Participation in Ukrainian politics[edit]

The party was represented in the Central Council of Ukraine in 1917 and in the Council of National Ministers of the Ukrainian National Republic (executive branch of the Ukrainian National Republic) the Poalist Abraham Revutsky was minister of Jewish affairs.[3] Another Poalist, Solomon Goldelman, was deputy minister of trade and industry and of labour in the Directory of the Ukrainian National Republic (state authority created by the Ukrainian National Union on 14 November 1918).[4]

See also[edit]

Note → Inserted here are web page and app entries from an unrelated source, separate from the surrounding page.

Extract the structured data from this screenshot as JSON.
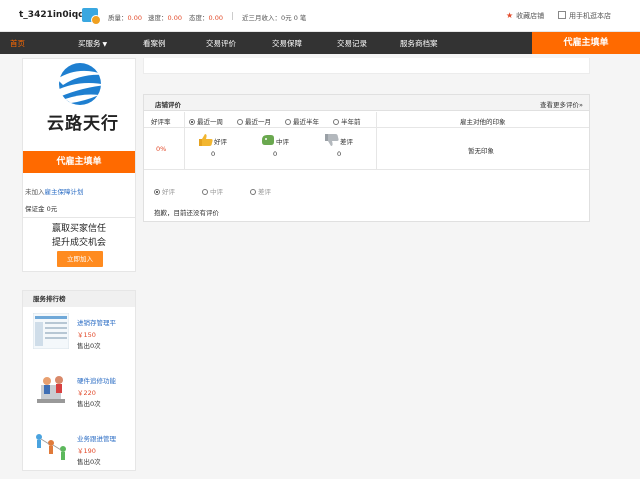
{
  "topbar": {
    "username": "t_3421in0iqq",
    "quality_label": "质量：",
    "quality_value": "0.00",
    "speed_label": "速度：",
    "speed_value": "0.00",
    "attitude_label": "态度：",
    "attitude_value": "0.00",
    "income_text": "近三月收入：0元 0 笔",
    "favorite": "收藏店铺",
    "mobile": "用手机逛本店"
  },
  "nav": {
    "home": "首页",
    "buy_service": "买服务",
    "cases": "看案例",
    "reviews": "交易评价",
    "guarantee": "交易保障",
    "records": "交易记录",
    "archive": "服务商档案",
    "post": "代雇主填单"
  },
  "left_card": {
    "logo_text": "云路天行",
    "post_button": "代雇主填单",
    "guarantee_prefix": "未加入",
    "guarantee_link": "雇主保障计划",
    "deposit": "保证金 0元",
    "slogan_line1": "赢取买家信任",
    "slogan_line2": "提升成交机会",
    "join_button": "立即加入"
  },
  "rank": {
    "title": "服务排行榜",
    "items": [
      {
        "name": "进销存管理平",
        "price": "￥150",
        "sold": "售出0次"
      },
      {
        "name": "硬件追修功能",
        "price": "￥220",
        "sold": "售出0次"
      },
      {
        "name": "业务跟进管理",
        "price": "￥190",
        "sold": "售出0次"
      }
    ]
  },
  "review": {
    "title": "店铺评价",
    "more": "查看更多评价»",
    "rate_label": "好评率",
    "periods": [
      "最近一周",
      "最近一月",
      "最近半年",
      "半年前"
    ],
    "impression_header": "雇主对他的印象",
    "rate_value": "0%",
    "good_label": "好评",
    "good_count": "0",
    "mid_label": "中评",
    "mid_count": "0",
    "bad_label": "差评",
    "bad_count": "0",
    "no_impression": "暂无印象",
    "filters": [
      "好评",
      "中评",
      "差评"
    ],
    "empty_text": "抱歉，目前还没有评价"
  },
  "colors": {
    "accent": "#ff6a00",
    "nav_bg": "#333333",
    "link": "#2a6cc4",
    "price": "#e24a2a"
  }
}
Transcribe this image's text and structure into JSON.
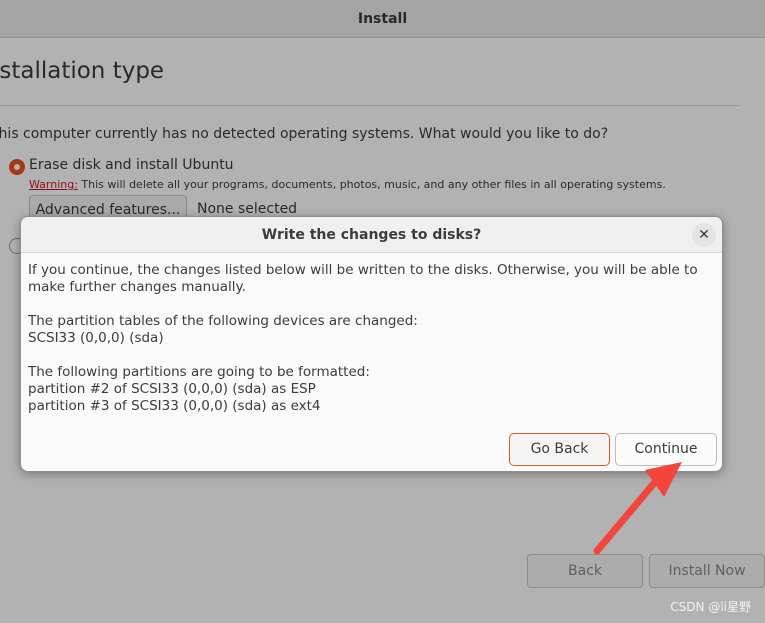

  1. ^ a b notes by William Chase, The Enemies within the Gates? The Comintern and the Stalinist Repression 1934-1939, Yale University Press, 2001, in the document: Chernomordik, Moisei Borisovich (1936). "Cadres Department memorandum on "Trotskyists and other hostile elements in the emigre community of the German CP."". Archived from the original on 2006-09-15. Retrieved 2009-11-08. 
  2. ^ a b Poale Zion in the Encyclopedia of Ukraine Archived August 14, 2015, at the Wayback Machine.
  3. ^ Markus, Vasyl; Stakhiv, M.; Zhukovsky, A. "Council of National Ministers of the Ukrainian National Republic". Encyclopedia of Ukraine, vol. 1 (1984). Retrieved 2009-11-08. 
  4. ^ Kubijovyč, Volodymyr; Markus, Vasyl. "Jews". Encyclopedia of Ukraine, vol. 2 (1989). Retrieved 2009-11-08.